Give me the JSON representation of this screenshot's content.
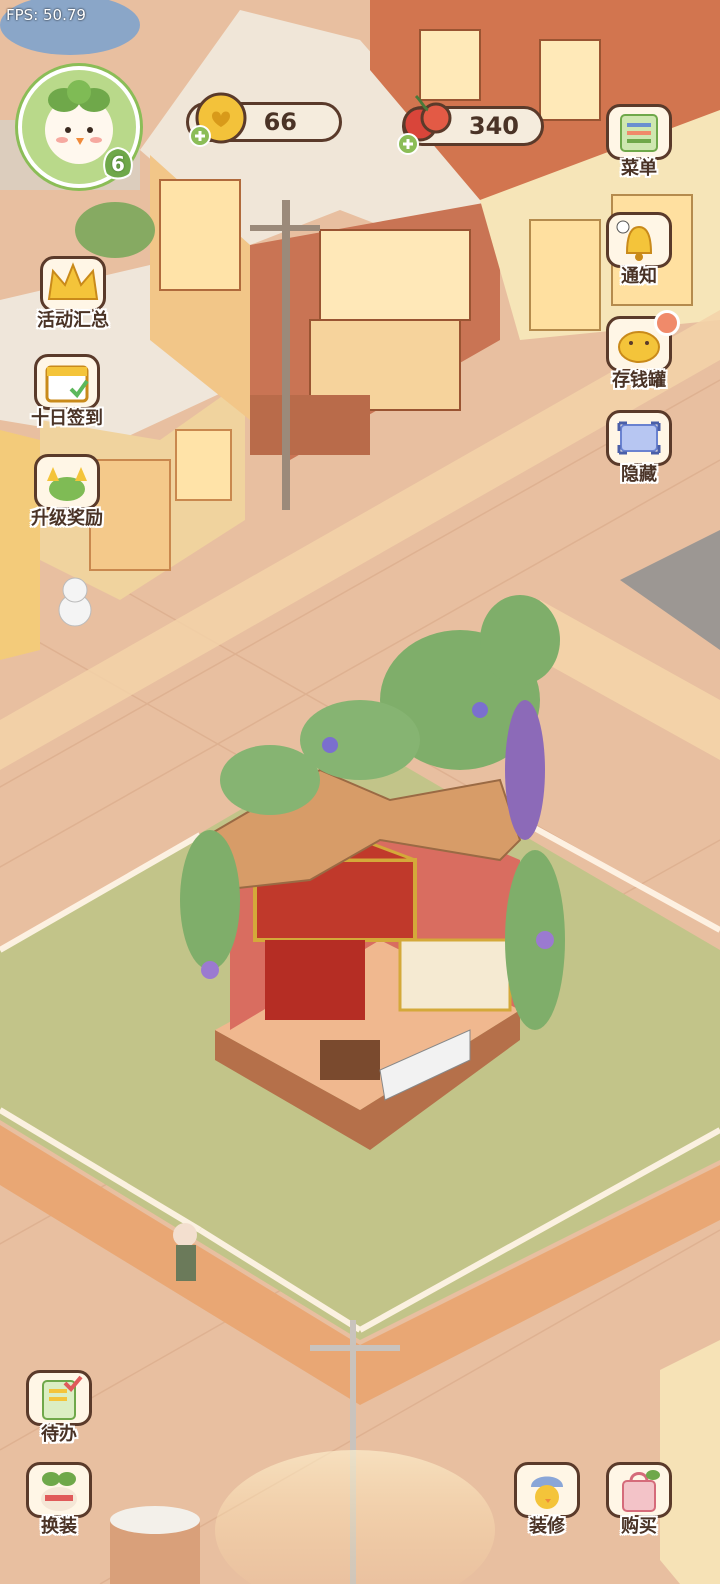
{
  "hud": {
    "fps": "FPS: 50.79",
    "level": "6",
    "coins": "66",
    "berries": "340"
  },
  "left_menu": [
    {
      "label": "活动汇总"
    },
    {
      "label": "十日签到"
    },
    {
      "label": "升级奖励"
    }
  ],
  "right_menu": [
    {
      "label": "菜单"
    },
    {
      "label": "通知"
    },
    {
      "label": "存钱罐"
    },
    {
      "label": "隐藏"
    }
  ],
  "bottom_left": [
    {
      "label": "待办"
    },
    {
      "label": "换装"
    }
  ],
  "bottom_right": [
    {
      "label": "装修"
    },
    {
      "label": "购买"
    }
  ],
  "colors": {
    "road": "#e8bfa0",
    "lawn": "#c2c489",
    "outline": "#5a3a2a",
    "accent_green": "#8bbd57"
  }
}
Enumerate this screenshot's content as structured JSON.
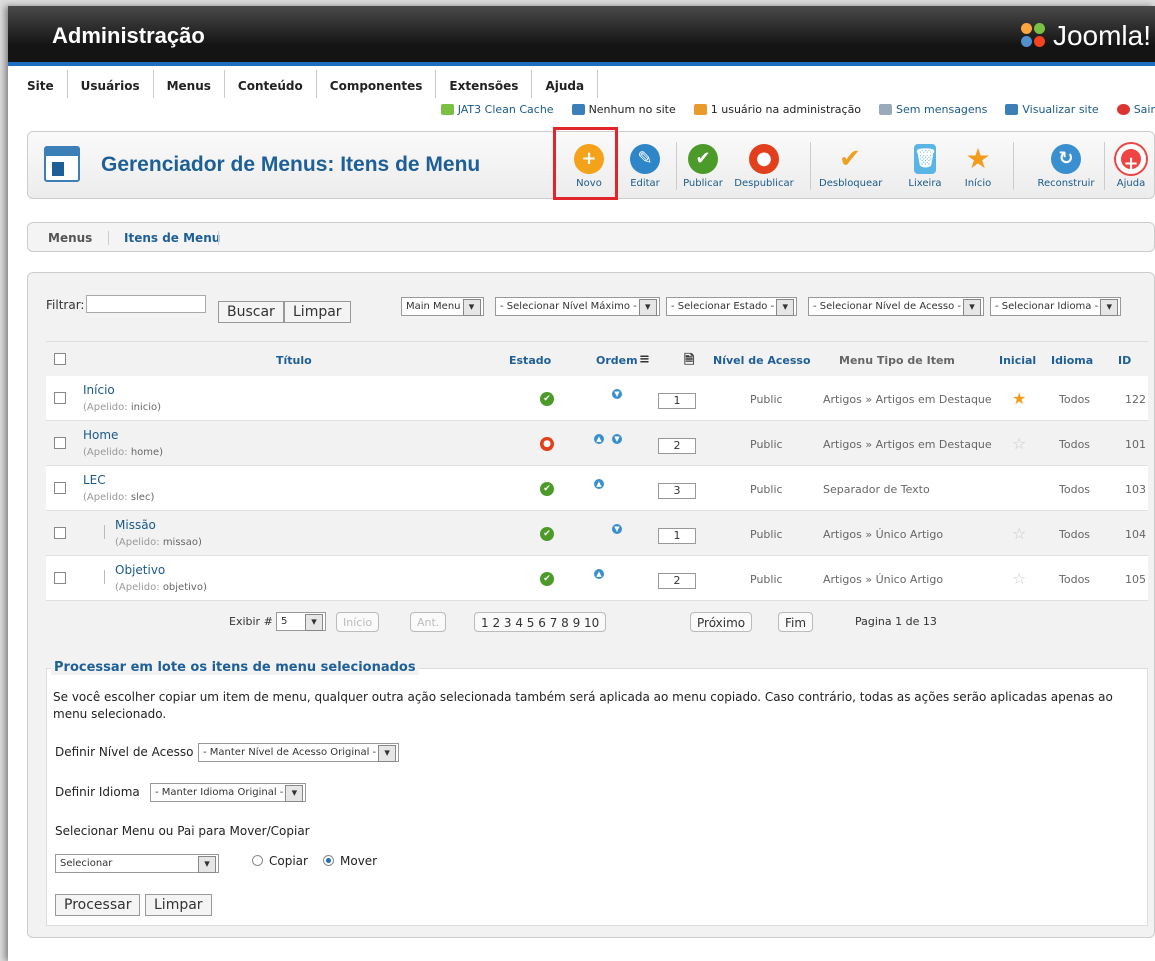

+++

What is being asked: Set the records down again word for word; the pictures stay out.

Solution to this task:
Give me the JSON representation of this screenshot's content.
{
  "hud": {
    "fps": "FPS: 50.79",
    "level": "6",
    "coins": "66",
    "berries": "340"
  },
  "left_menu": [
    {
      "label": "活动汇总"
    },
    {
      "label": "十日签到"
    },
    {
      "label": "升级奖励"
    }
  ],
  "right_menu": [
    {
      "label": "菜单"
    },
    {
      "label": "通知"
    },
    {
      "label": "存钱罐"
    },
    {
      "label": "隐藏"
    }
  ],
  "bottom_left": [
    {
      "label": "待办"
    },
    {
      "label": "换装"
    }
  ],
  "bottom_right": [
    {
      "label": "装修"
    },
    {
      "label": "购买"
    }
  ],
  "colors": {
    "road": "#e8bfa0",
    "lawn": "#c2c489",
    "outline": "#5a3a2a",
    "accent_green": "#8bbd57"
  }
}
Enumerate this screenshot's content as structured JSON.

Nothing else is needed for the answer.